And about that writing style? Again, it’s concise, but not dry. Brief but never lacking. Evocative but not showy. It’s like Ernest Hemingway decided to write a programming language. After reading this book, I started thinking about everything in terms of organisation. How to get to the point. How to not leave loose ends. I started seeing everything in terms of architecture: Mozart, Beethoven. How are big pieces put together. People talk a lot about the relationship between mathematics and music, but I never would’ve made the same connections from math or computers in the abstract. The way ‘The C Programming Language’ was written, was an insight into a way of creative thinking. He was teaching a way of thinking, because his ‘style’ merely reflected the clarity of his art as a designer. The writing is like one of Beethoven’s late string quartets. It presents very complex material in the most clear method possible. Like chess, it shows you simultaneously the simplicity of the game and also limitless possibilities. Or maybe it’s like a fighter as opposed to a bodybuilder. The bodybuilder displays their strength, the fighter puts it into action—you only notice it because it’s a prerequisite. He doesn’t flaunt it. The absence of ‘flaunt’ in the book only makes the language he describes look more powerful.
Music is the same: for example, great solos are not the ones that scream ‘look at my playing!’ That is not to say all the great solos lack virtuosity. They don’t. They just sublimate the notes to the message. That’s what I learned from the little blue book. You show off your art a lot more by not showing off how it’s made.

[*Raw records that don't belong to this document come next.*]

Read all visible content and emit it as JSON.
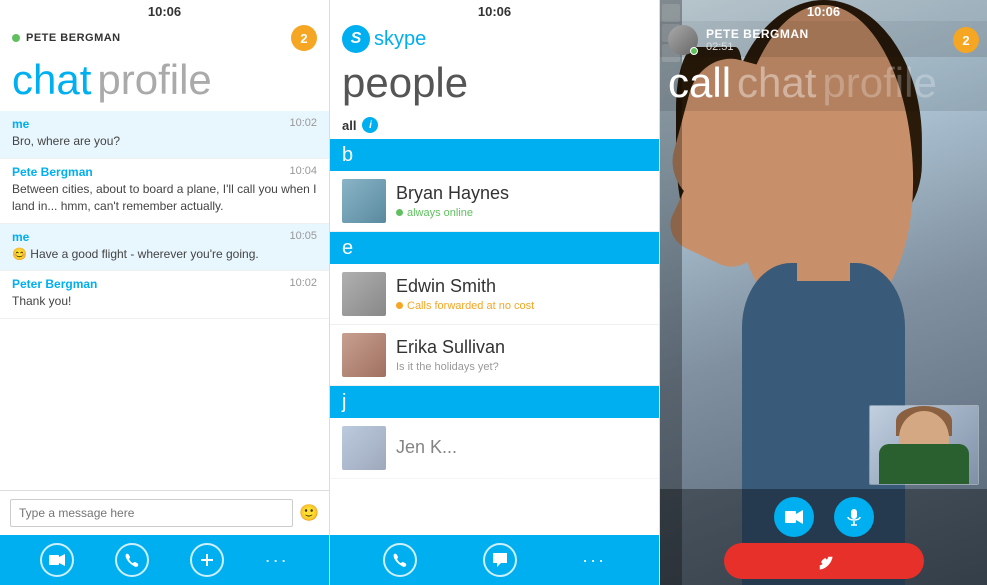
{
  "panel1": {
    "status_bar": "10:06",
    "contact_name": "PETE BERGMAN",
    "badge": "2",
    "title_word1": "chat",
    "title_word2": "profile",
    "messages": [
      {
        "sender": "me",
        "time": "10:02",
        "text": "Bro, where are you?",
        "highlighted": true
      },
      {
        "sender": "Pete Bergman",
        "time": "10:04",
        "text": "Between cities, about to board a plane, I'll call you when I land in... hmm, can't remember actually.",
        "highlighted": false
      },
      {
        "sender": "me",
        "time": "10:05",
        "text": "😊 Have a good flight - wherever you're going.",
        "highlighted": true
      },
      {
        "sender": "Peter Bergman",
        "time": "10:02",
        "text": "Thank you!",
        "highlighted": false
      }
    ],
    "input_placeholder": "Type a message here",
    "bottom_buttons": [
      "video",
      "phone",
      "plus",
      "dots"
    ]
  },
  "panel2": {
    "status_bar": "10:06",
    "skype_label": "skype",
    "page_title": "people",
    "all_label": "all",
    "contacts": [
      {
        "letter_group": "b",
        "name": "Bryan Haynes",
        "status": "always online",
        "status_type": "online"
      },
      {
        "letter_group": "e",
        "name": "Edwin Smith",
        "status": "Calls forwarded at no cost",
        "status_type": "forwarded"
      },
      {
        "letter_group": "",
        "name": "Erika Sullivan",
        "status": "Is it the holidays yet?",
        "status_type": "none"
      },
      {
        "letter_group": "j",
        "name": "Jen K...",
        "status": "",
        "status_type": "none"
      }
    ],
    "bottom_buttons": [
      "phone",
      "chat",
      "dots"
    ]
  },
  "panel3": {
    "status_bar": "10:06",
    "contact_name": "PETE BERGMAN",
    "timer": "02:51",
    "badge": "2",
    "title_call": "call",
    "title_chat": "chat",
    "title_profile": "profile",
    "bottom_video_label": "video",
    "bottom_mic_label": "mic",
    "end_call_label": "end call"
  }
}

Author’s Note: There are exceptions. Musicians like George Van Eps and Jimmy Haslip play with so much understatement they never attracted the attention they rightly deserved. A little gratuitous sex and violence once in a while might’ve gotten their other art a lot more visibility. But I digress…
Praise Him With Great Praise

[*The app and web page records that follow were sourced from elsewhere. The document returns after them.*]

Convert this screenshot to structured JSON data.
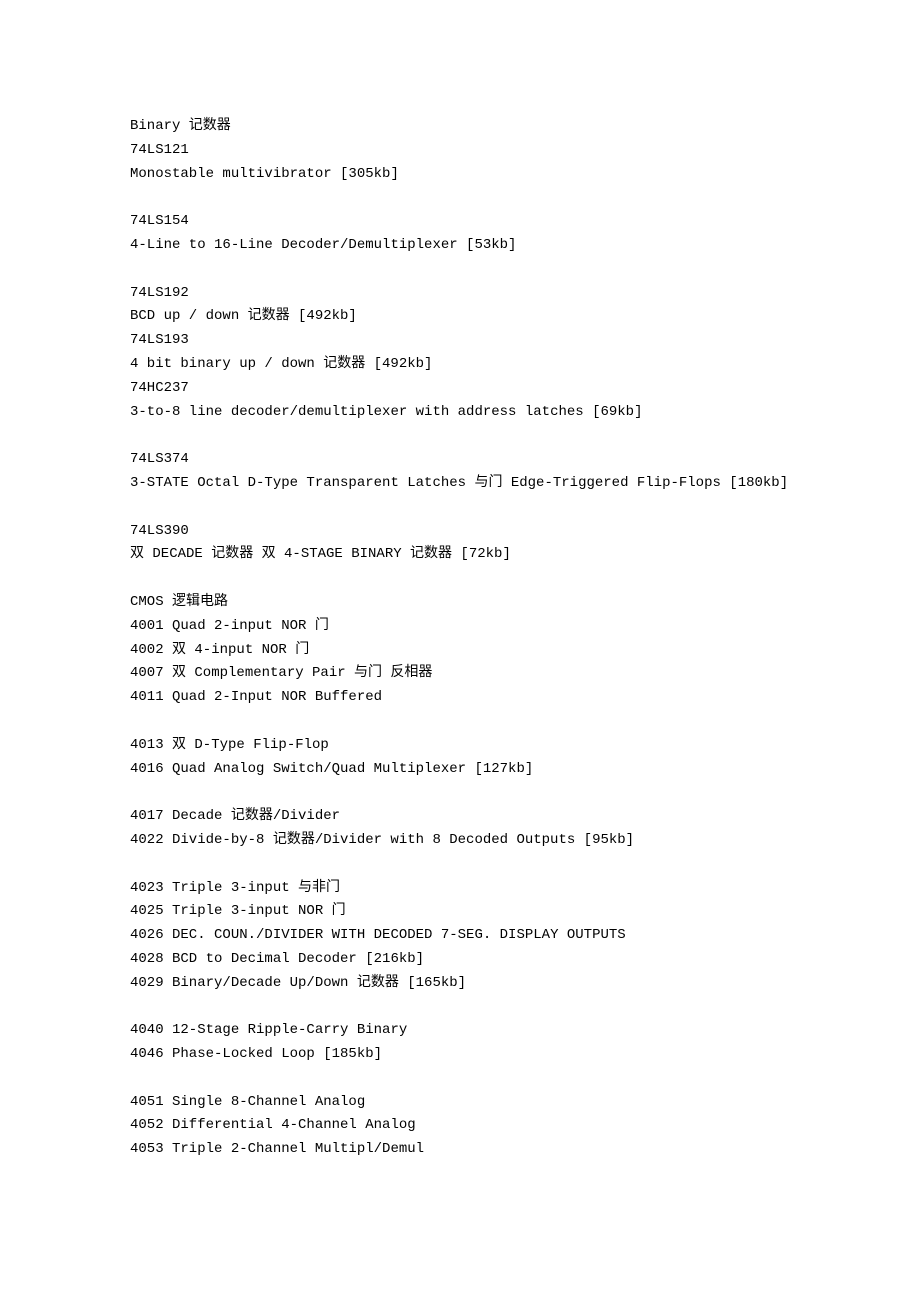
{
  "lines": [
    "Binary 记数器",
    "74LS121",
    "Monostable multivibrator [305kb]",
    "",
    "74LS154",
    "4-Line to 16-Line Decoder/Demultiplexer [53kb]",
    "",
    "74LS192",
    "BCD up / down 记数器 [492kb]",
    "74LS193",
    "4 bit binary up / down 记数器 [492kb]",
    "74HC237",
    "3-to-8 line decoder/demultiplexer with address latches [69kb]",
    "",
    "74LS374",
    "3-STATE Octal D-Type Transparent Latches 与门 Edge-Triggered Flip-Flops [180kb]",
    "",
    "74LS390",
    "双 DECADE 记数器 双 4-STAGE BINARY 记数器 [72kb]",
    "",
    "CMOS 逻辑电路",
    "4001 Quad 2-input NOR 门",
    "4002 双 4-input NOR 门",
    "4007 双 Complementary Pair 与门 反相器",
    "4011 Quad 2-Input NOR Buffered",
    "",
    "4013 双 D-Type Flip-Flop",
    "4016 Quad Analog Switch/Quad Multiplexer [127kb]",
    "",
    "4017 Decade 记数器/Divider",
    "4022 Divide-by-8 记数器/Divider with 8 Decoded Outputs [95kb]",
    "",
    "4023 Triple 3-input 与非门",
    "4025 Triple 3-input NOR 门",
    "4026 DEC. COUN./DIVIDER WITH DECODED 7-SEG. DISPLAY OUTPUTS",
    "4028 BCD to Decimal Decoder [216kb]",
    "4029 Binary/Decade Up/Down 记数器 [165kb]",
    "",
    "4040 12-Stage Ripple-Carry Binary",
    "4046 Phase-Locked Loop [185kb]",
    "",
    "4051 Single 8-Channel Analog",
    "4052 Differential 4-Channel Analog",
    "4053 Triple 2-Channel Multipl/Demul"
  ]
}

I am not sorry that Dennis was not a media star. He was a scientist and that’s how it should be. But I feel a certain sadness that greatness goes unrecognised because it speaks poorly of our society when the ‘visionaries’ get so much of the press and the great builders so little. Apparently he died alone and was not found for a few days. If true, that right there makes my blood boil. But more than anything, his work was one of those things which should be taught to all students as a matter of sheer cultural survival.
In China and India, they erect billboards not so much to film stars and politicians, but also to great engineers and scientists. If ever a guy deserved a public monument for achievement… especially these days when we desperately seem to need to feel a bit better about America. Get that man a statue.
There isn’t a bar of music I put down on paper without seeing that white little cover with the big blue ‘C’ in the back of my mind. No metaphor. And that’s the irony. Every day I recognise how utterly I fail to live up to the standards of the little blue book. I fail to organise properly. I don’t prepare the audience. Or transition. Or develop. I elaborate needlessly. I repeat unnecessarily. I say way too much. And that’s just on this blog! 😀
If I could have one wish granted to me as a musician before I die? It would be to create one piece of music as well-designed as that little book. Seriously.
Does this undo thirty years of anti-geekdom? Tough. You da man, Dennis.